* _Exercise prompt_
Below are records; how many of their lines contain "label"? Answer with only the number.

* _Web page and app entries_
[Start of Attachment]
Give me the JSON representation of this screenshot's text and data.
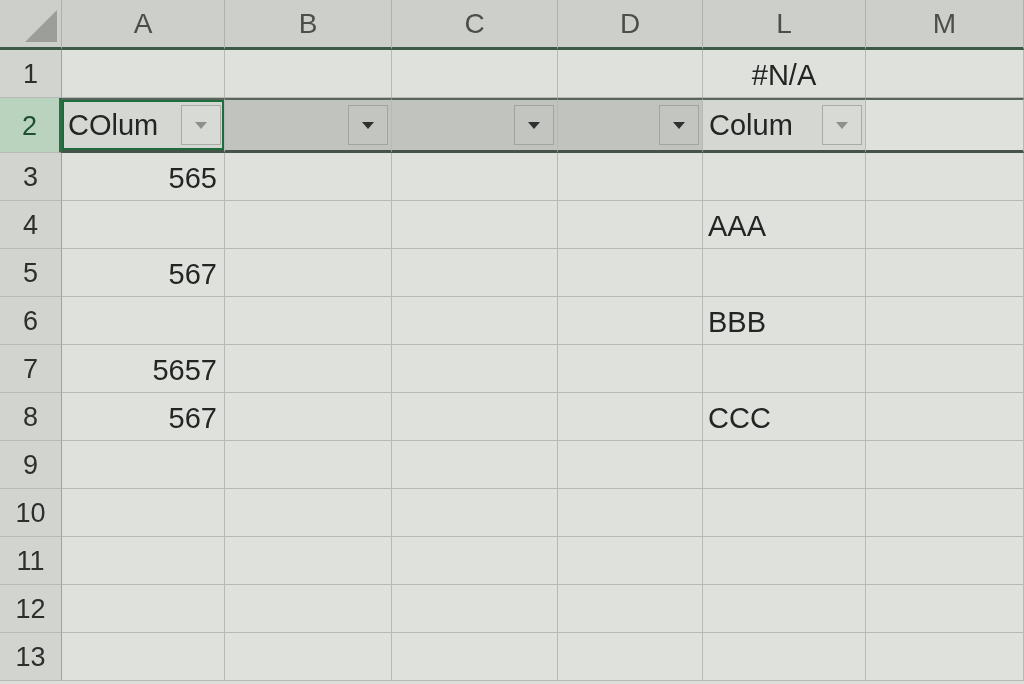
{
  "columns": [
    {
      "label": "A"
    },
    {
      "label": "B"
    },
    {
      "label": "C"
    },
    {
      "label": "D"
    },
    {
      "label": "L"
    },
    {
      "label": "M"
    }
  ],
  "rows": [
    {
      "number": "1",
      "selected": false,
      "cells": [
        {
          "kind": "empty",
          "selected": false
        },
        {
          "kind": "empty",
          "selected": false
        },
        {
          "kind": "empty",
          "selected": false
        },
        {
          "kind": "empty",
          "selected": false
        },
        {
          "kind": "error",
          "value": "#N/A",
          "selected": false
        },
        {
          "kind": "empty",
          "selected": false
        }
      ]
    },
    {
      "number": "2",
      "selected": true,
      "cells": [
        {
          "kind": "header",
          "value": "COlum",
          "shaded": false,
          "filter": true,
          "selected": true
        },
        {
          "kind": "header",
          "shaded": true,
          "filter": true,
          "selected": false
        },
        {
          "kind": "header",
          "shaded": true,
          "filter": true,
          "selected": false
        },
        {
          "kind": "header",
          "shaded": true,
          "filter": true,
          "selected": false
        },
        {
          "kind": "header",
          "value": "Colum",
          "shaded": false,
          "filter": true,
          "selected": false
        },
        {
          "kind": "empty",
          "selected": false
        }
      ]
    },
    {
      "number": "3",
      "selected": false,
      "cells": [
        {
          "kind": "number",
          "value": "565",
          "selected": false
        },
        {
          "kind": "empty",
          "selected": false
        },
        {
          "kind": "empty",
          "selected": false
        },
        {
          "kind": "empty",
          "selected": false
        },
        {
          "kind": "empty",
          "selected": false
        },
        {
          "kind": "empty",
          "selected": false
        }
      ]
    },
    {
      "number": "4",
      "selected": false,
      "cells": [
        {
          "kind": "empty",
          "selected": false
        },
        {
          "kind": "empty",
          "selected": false
        },
        {
          "kind": "empty",
          "selected": false
        },
        {
          "kind": "empty",
          "selected": false
        },
        {
          "kind": "text",
          "value": "AAA",
          "selected": false
        },
        {
          "kind": "empty",
          "selected": false
        }
      ]
    },
    {
      "number": "5",
      "selected": false,
      "cells": [
        {
          "kind": "number",
          "value": "567",
          "selected": false
        },
        {
          "kind": "empty",
          "selected": false
        },
        {
          "kind": "empty",
          "selected": false
        },
        {
          "kind": "empty",
          "selected": false
        },
        {
          "kind": "empty",
          "selected": false
        },
        {
          "kind": "empty",
          "selected": false
        }
      ]
    },
    {
      "number": "6",
      "selected": false,
      "cells": [
        {
          "kind": "empty",
          "selected": false
        },
        {
          "kind": "empty",
          "selected": false
        },
        {
          "kind": "empty",
          "selected": false
        },
        {
          "kind": "empty",
          "selected": false
        },
        {
          "kind": "text",
          "value": "BBB",
          "selected": false
        },
        {
          "kind": "empty",
          "selected": false
        }
      ]
    },
    {
      "number": "7",
      "selected": false,
      "cells": [
        {
          "kind": "number",
          "value": "5657",
          "selected": false
        },
        {
          "kind": "empty",
          "selected": false
        },
        {
          "kind": "empty",
          "selected": false
        },
        {
          "kind": "empty",
          "selected": false
        },
        {
          "kind": "empty",
          "selected": false
        },
        {
          "kind": "empty",
          "selected": false
        }
      ]
    },
    {
      "number": "8",
      "selected": false,
      "cells": [
        {
          "kind": "number",
          "value": "567",
          "selected": false
        },
        {
          "kind": "empty",
          "selected": false
        },
        {
          "kind": "empty",
          "selected": false
        },
        {
          "kind": "empty",
          "selected": false
        },
        {
          "kind": "text",
          "value": "CCC",
          "selected": false
        },
        {
          "kind": "empty",
          "selected": false
        }
      ]
    },
    {
      "number": "9",
      "selected": false,
      "cells": [
        {
          "kind": "empty",
          "selected": false
        },
        {
          "kind": "empty",
          "selected": false
        },
        {
          "kind": "empty",
          "selected": false
        },
        {
          "kind": "empty",
          "selected": false
        },
        {
          "kind": "empty",
          "selected": false
        },
        {
          "kind": "empty",
          "selected": false
        }
      ]
    },
    {
      "number": "10",
      "selected": false,
      "cells": [
        {
          "kind": "empty",
          "selected": false
        },
        {
          "kind": "empty",
          "selected": false
        },
        {
          "kind": "empty",
          "selected": false
        },
        {
          "kind": "empty",
          "selected": false
        },
        {
          "kind": "empty",
          "selected": false
        },
        {
          "kind": "empty",
          "selected": false
        }
      ]
    },
    {
      "number": "11",
      "selected": false,
      "cells": [
        {
          "kind": "empty",
          "selected": false
        },
        {
          "kind": "empty",
          "selected": false
        },
        {
          "kind": "empty",
          "selected": false
        },
        {
          "kind": "empty",
          "selected": false
        },
        {
          "kind": "empty",
          "selected": false
        },
        {
          "kind": "empty",
          "selected": false
        }
      ]
    },
    {
      "number": "12",
      "selected": false,
      "cells": [
        {
          "kind": "empty",
          "selected": false
        },
        {
          "kind": "empty",
          "selected": false
        },
        {
          "kind": "empty",
          "selected": false
        },
        {
          "kind": "empty",
          "selected": false
        },
        {
          "kind": "empty",
          "selected": false
        },
        {
          "kind": "empty",
          "selected": false
        }
      ]
    },
    {
      "number": "13",
      "selected": false,
      "cells": [
        {
          "kind": "empty",
          "selected": false
        },
        {
          "kind": "empty",
          "selected": false
        },
        {
          "kind": "empty",
          "selected": false
        },
        {
          "kind": "empty",
          "selected": false
        },
        {
          "kind": "empty",
          "selected": false
        },
        {
          "kind": "empty",
          "selected": false
        }
      ]
    }
  ]
}
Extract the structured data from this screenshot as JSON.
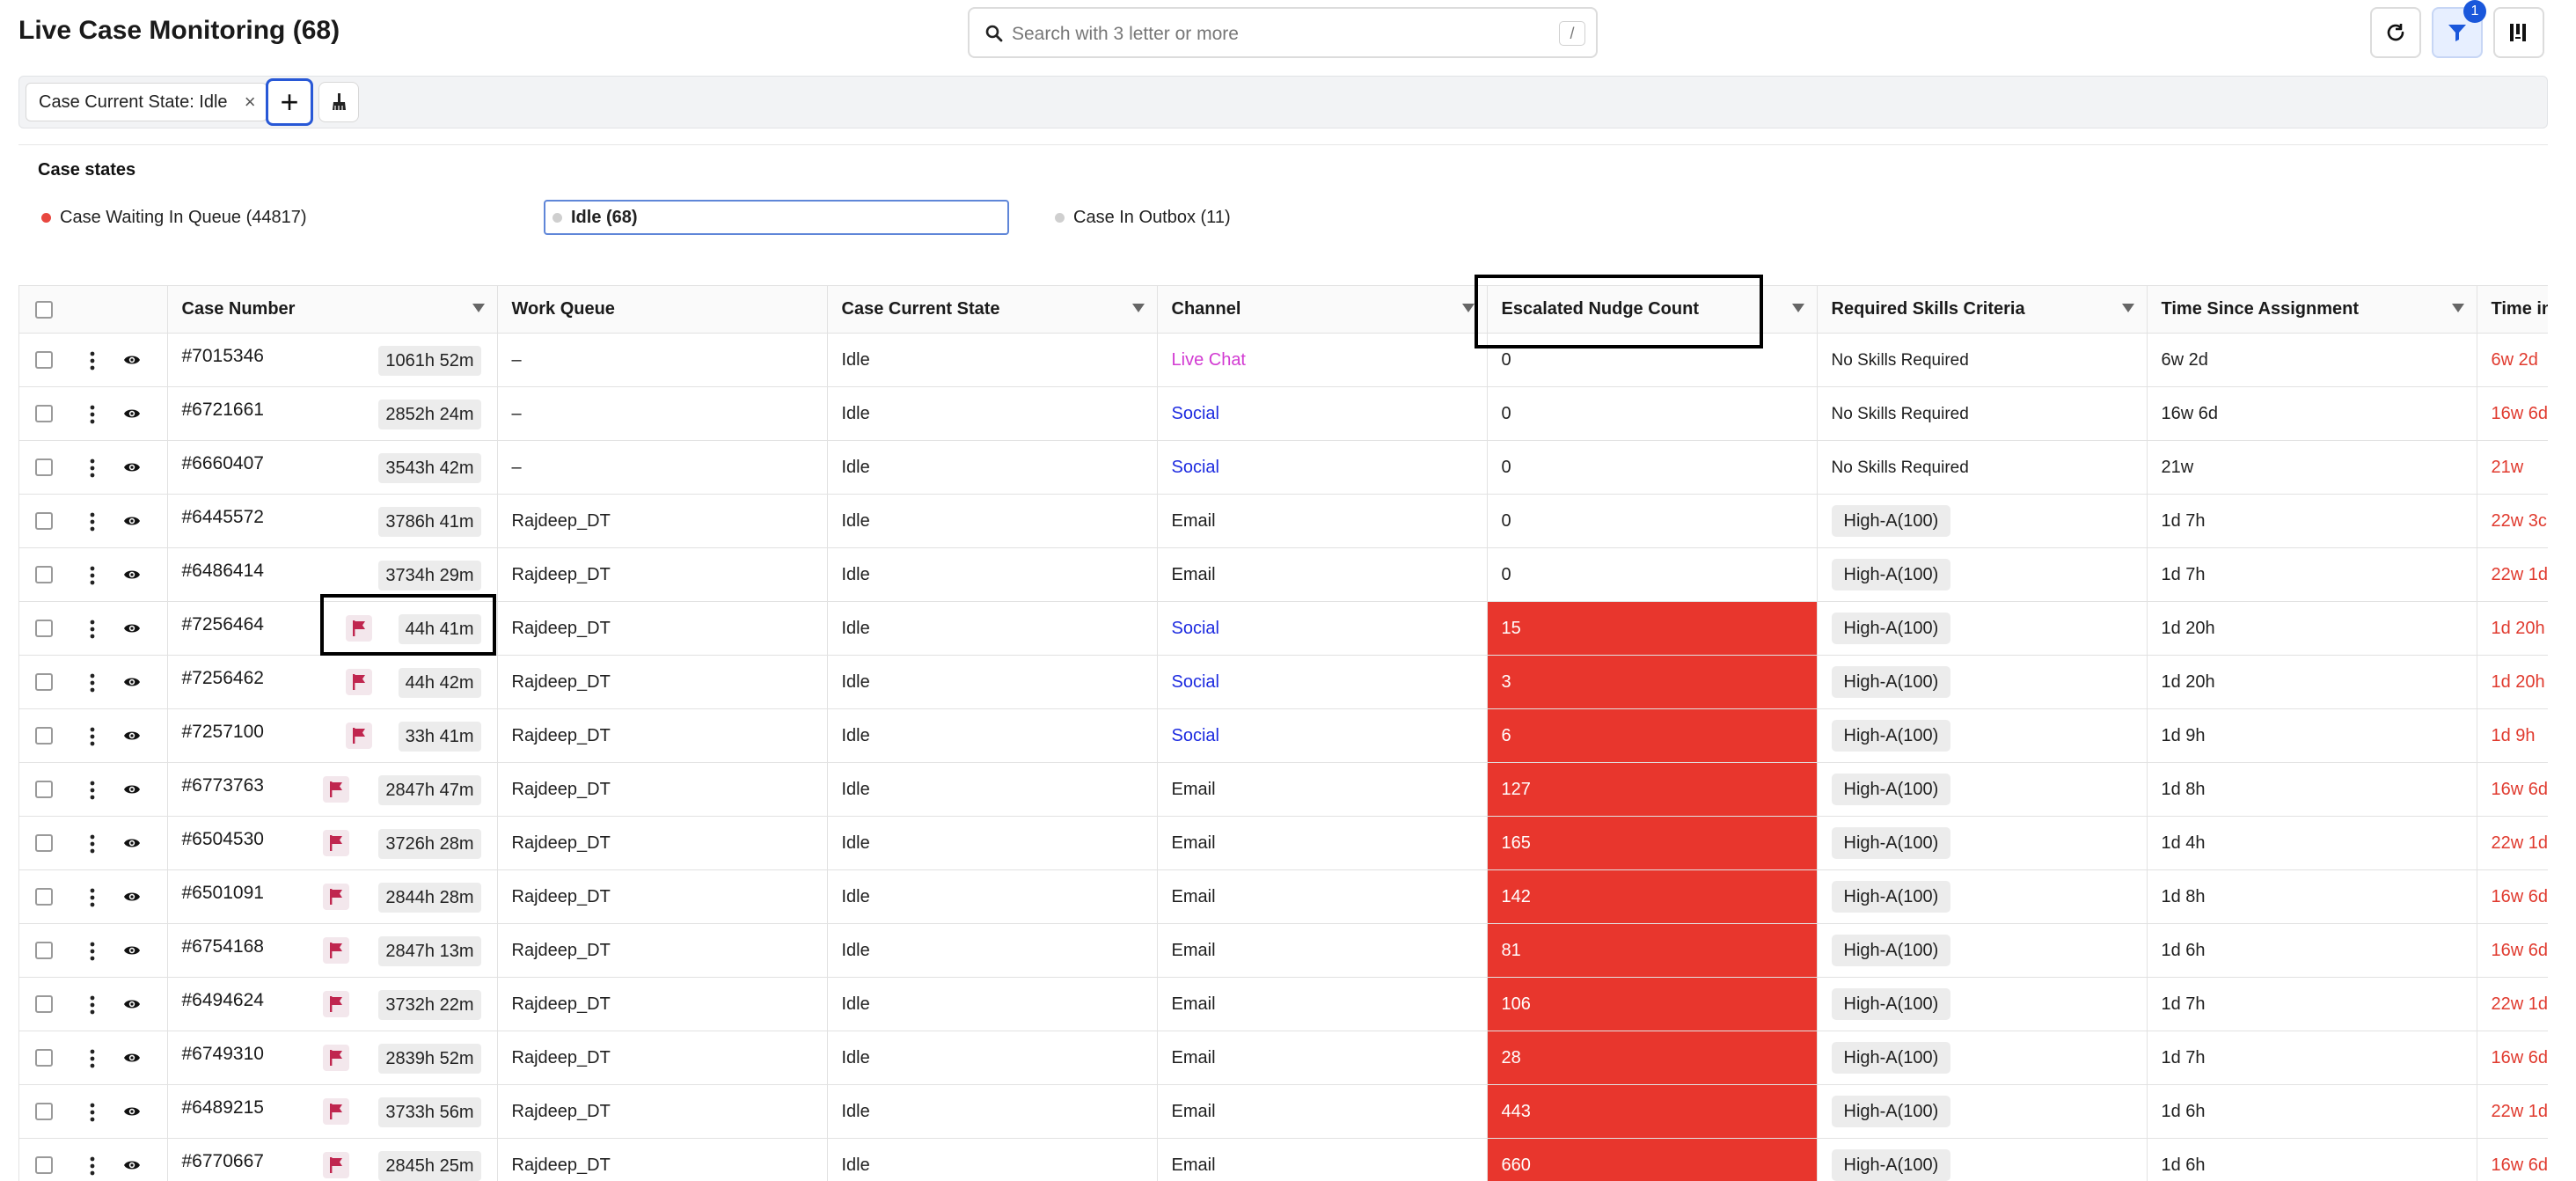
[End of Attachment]
* _Response area_
6